Stored items from a collection:
= = = = = = =

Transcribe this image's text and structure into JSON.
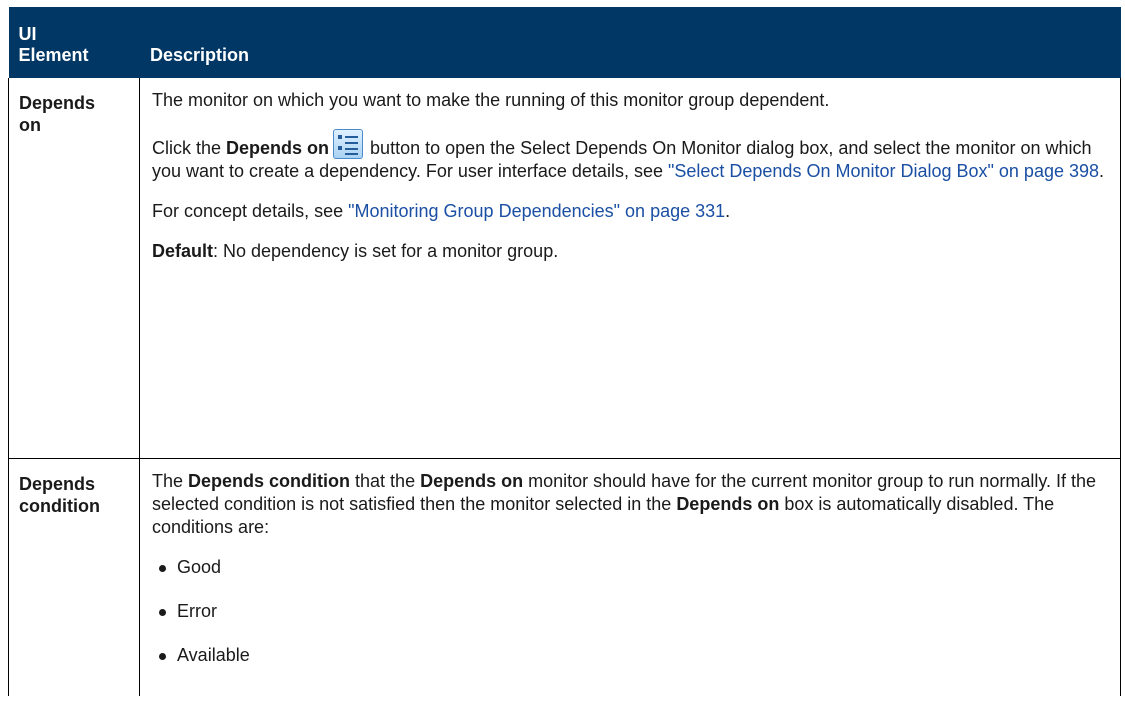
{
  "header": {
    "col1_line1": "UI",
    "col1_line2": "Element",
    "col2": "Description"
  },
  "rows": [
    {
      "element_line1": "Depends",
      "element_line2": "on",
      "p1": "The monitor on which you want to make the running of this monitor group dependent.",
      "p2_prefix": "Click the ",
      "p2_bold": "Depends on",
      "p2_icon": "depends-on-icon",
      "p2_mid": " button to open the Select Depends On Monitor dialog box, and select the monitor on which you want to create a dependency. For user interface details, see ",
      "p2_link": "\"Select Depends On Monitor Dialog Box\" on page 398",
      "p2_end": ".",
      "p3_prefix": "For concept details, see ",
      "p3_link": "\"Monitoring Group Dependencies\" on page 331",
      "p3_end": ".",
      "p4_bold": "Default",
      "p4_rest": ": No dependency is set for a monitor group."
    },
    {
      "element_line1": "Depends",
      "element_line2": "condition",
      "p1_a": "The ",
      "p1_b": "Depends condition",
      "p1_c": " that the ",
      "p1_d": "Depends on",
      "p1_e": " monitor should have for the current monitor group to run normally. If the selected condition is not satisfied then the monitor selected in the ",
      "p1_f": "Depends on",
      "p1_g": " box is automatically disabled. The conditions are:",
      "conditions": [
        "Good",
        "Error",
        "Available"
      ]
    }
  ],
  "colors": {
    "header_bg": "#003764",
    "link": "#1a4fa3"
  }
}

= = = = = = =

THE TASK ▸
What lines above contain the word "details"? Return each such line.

RESULT FOR THIS TASK ▸
      "p2_mid": " button to open the Select Depends On Monitor dialog box, and select the monitor on which you want to create a dependency. For user interface details, see ",
      "p3_prefix": "For concept details, see ",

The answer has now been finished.